thus present in Count III either.
City Liability Under Section 1983
Klimzaks are delinquent in responding to the City's motion
to dismiss on the briefing schedule established by this Court.
Under this District Court's General Rule 13(b), the motion
will be considered without awaiting the tardy brief.
By definition the City is a state actor. But to sustain a
Section 1983 claim against a municipality, a plaintiff must
allege the municipality has acted in violation of the
plaintiff's federally guaranteed rights. Klimzaks fail that

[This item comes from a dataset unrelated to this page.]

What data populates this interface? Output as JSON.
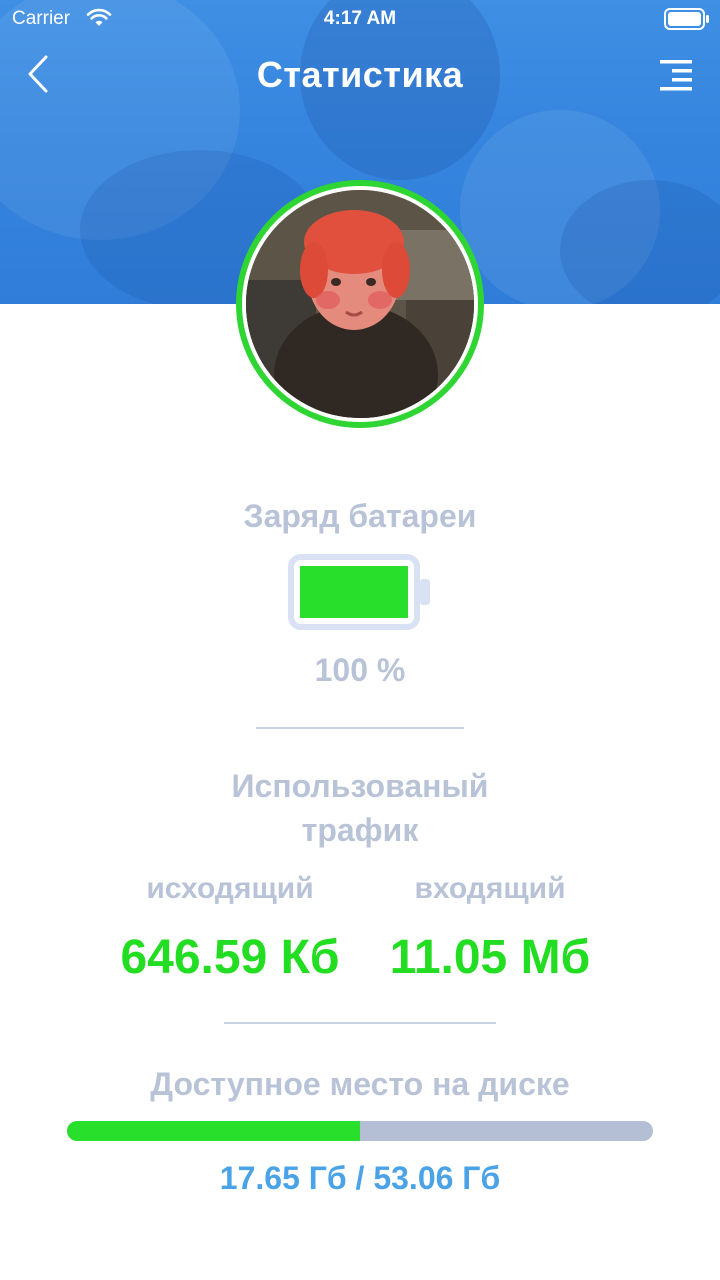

(1) Count I alleges the City "agreed" to Kane's
and Jewel's proceeding under the Act by detaining
Fred. With no showing that Illinois' enactment
was itself federally infirm, the City's
"agreement" to its employment by private actors
states no claim.
(2) Count II says the City "allow[ed] . . .
Kane and Jewel to operate as a private police
force. . . ." Again the only facts alleged are
the private parties' use of the Act, so the same
result must be reached as under Count I.
(3) Count III asserts Chicago police officers
took Raymond in custody and searched him without
probable cause. That claim does not survive under
Monell v. Department of Social Services,
436 U.S. 658, 690-91, 98 S.Ct. 2018, 2035-36, 56 L.Ed.2d 611
(1978), for it states nothing more than an
impermissible respondeat superior concept.
Both motions to dismiss are granted, and Kane is dismissed
as a defendant as well. Because the defects in Klimzaks'
Complaint could conceivably be cured by the assertion of
appropriate facts, such dismissal of the Complaint is without
prejudice. However, if Klimzaks were to seek leave to replead,
this Court would expect them and their counsel to be alert to
their responsibilities and potential exposure under
Fed.R.Civ.P. 11, 28 U.S.C. § 1927 and 42 U.S.C. § 1988.